SpaceX made history by successfully launching two NASA astronauts into Earth's orbit on Saturday (May 30). It marks the first time that a commercial aerospace company has put humans into space. It is also the first time since 2011 that the United States has sent Americans to space without the help of the Russian government.
In 2011, NASA discontinued the space shuttle program, choosing to rely on the Russian Soyuz spacecraft to ferry astronauts to and from the International Space Station. Instead of building a replacement for the space shuttle, NASA tasked the private sector with developing a new spacecraft.
SpaceX had planned to launch the spacecraft on Wednesday but had to scrub the launch just minutes before lift-off due to inclement weather. On Saturday, there were concerns that bad weather could delay the launch again, but the storms cleared the area, giving the shuttle a clear window to take off.
The Crew Dragon spacecraft took off at 3:22 p.m. ET from the "Pad 39A," which is the same pad that Apollo 11 lifted off from in 1969 on its historic mission to land men on the moon. The crew module was blasted into orbit by the SpaceX Falcon 9 rocket. Once the rocket reaches the upper atmosphere, the module will separate and launch its own thrusters. The module is mostly autonomous, so the astronauts will have very little to worry about during the 19-hour flight to hook up with the International Space Station.

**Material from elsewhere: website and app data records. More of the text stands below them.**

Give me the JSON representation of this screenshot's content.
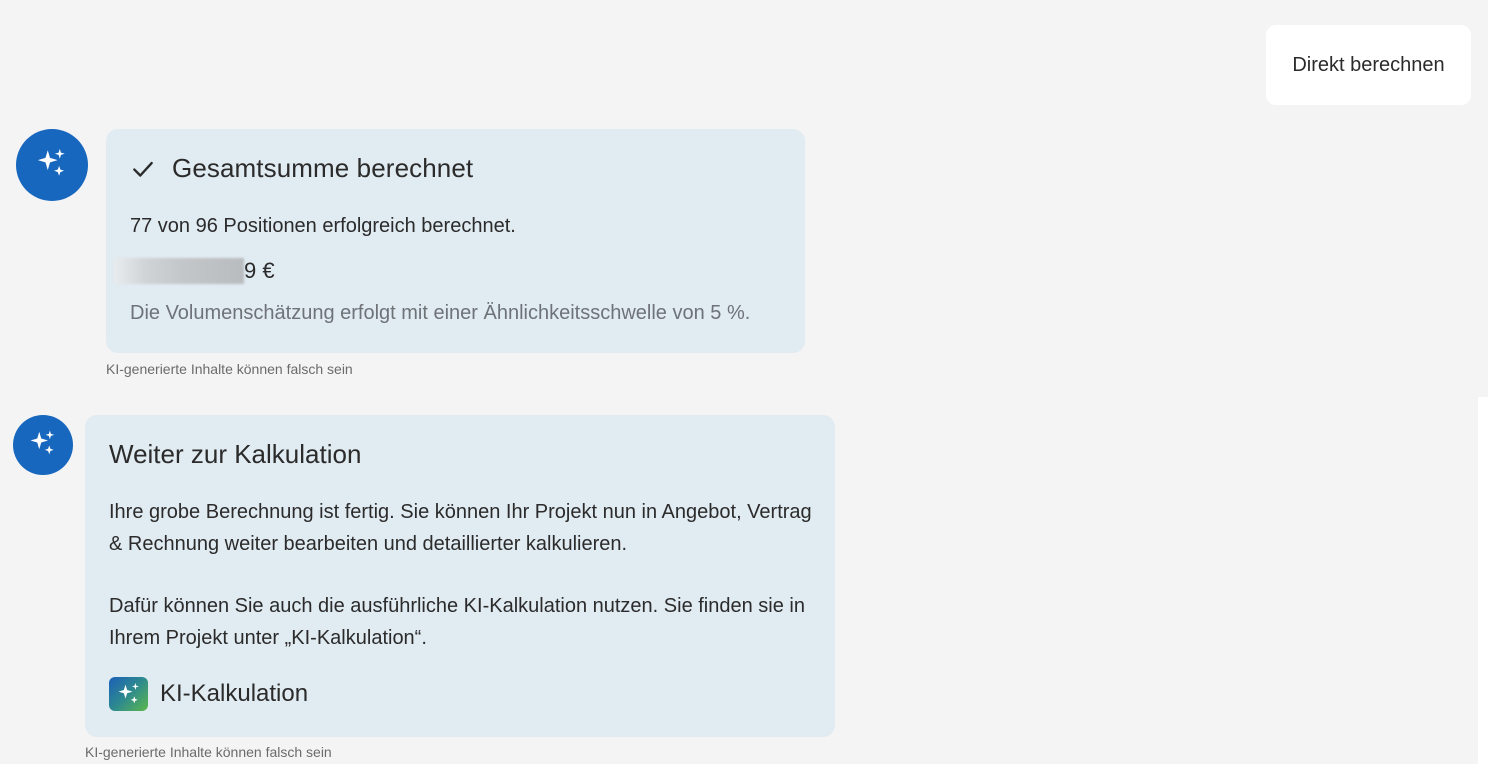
{
  "user_message": {
    "label": "Direkt berechnen"
  },
  "assistant_messages": [
    {
      "avatar_icon": "sparkles-icon",
      "status_icon": "check-icon",
      "title": "Gesamtsumme berechnet",
      "positions_text": "77 von 96 Positionen erfolgreich berechnet.",
      "amount_visible_suffix": "9 €",
      "hint": "Die Volumenschätzung erfolgt mit einer Ähnlichkeitsschwelle von 5 %.",
      "disclaimer": "KI-generierte Inhalte können falsch sein"
    },
    {
      "avatar_icon": "sparkles-icon",
      "title": "Weiter zur Kalkulation",
      "paragraph_1": "Ihre grobe Berechnung ist fertig. Sie können Ihr Projekt nun in Angebot, Vertrag & Rechnung weiter bearbeiten und detaillierter kalkulieren.",
      "paragraph_2": "Dafür können Sie auch die ausführliche KI-Kalkulation nutzen. Sie finden sie in Ihrem Projekt unter „KI-Kalkulation“.",
      "link_icon": "ki-kalkulation-app-icon",
      "link_label": "KI-Kalkulation",
      "disclaimer": "KI-generierte Inhalte können falsch sein"
    }
  ],
  "colors": {
    "background": "#f4f4f4",
    "avatar": "#1767be",
    "card": "#e1ebf2",
    "user_bubble": "#ffffff",
    "muted_text": "#6e7378"
  }
}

The spacecraft is crewed by two veteran NASA astronauts, Robert Behnken, 49, and Douglas Hurley, 53. They are expected to spend between one and three months onboard the ISS. NASA hopes to keep them in space until another Crew Dragon module is ready to ferry more astronauts into space.
When Behnken and Hurley return home, they will board the same crew module, which will guide them through the Earth's atmosphere and splashdown in the Atlantic Ocean.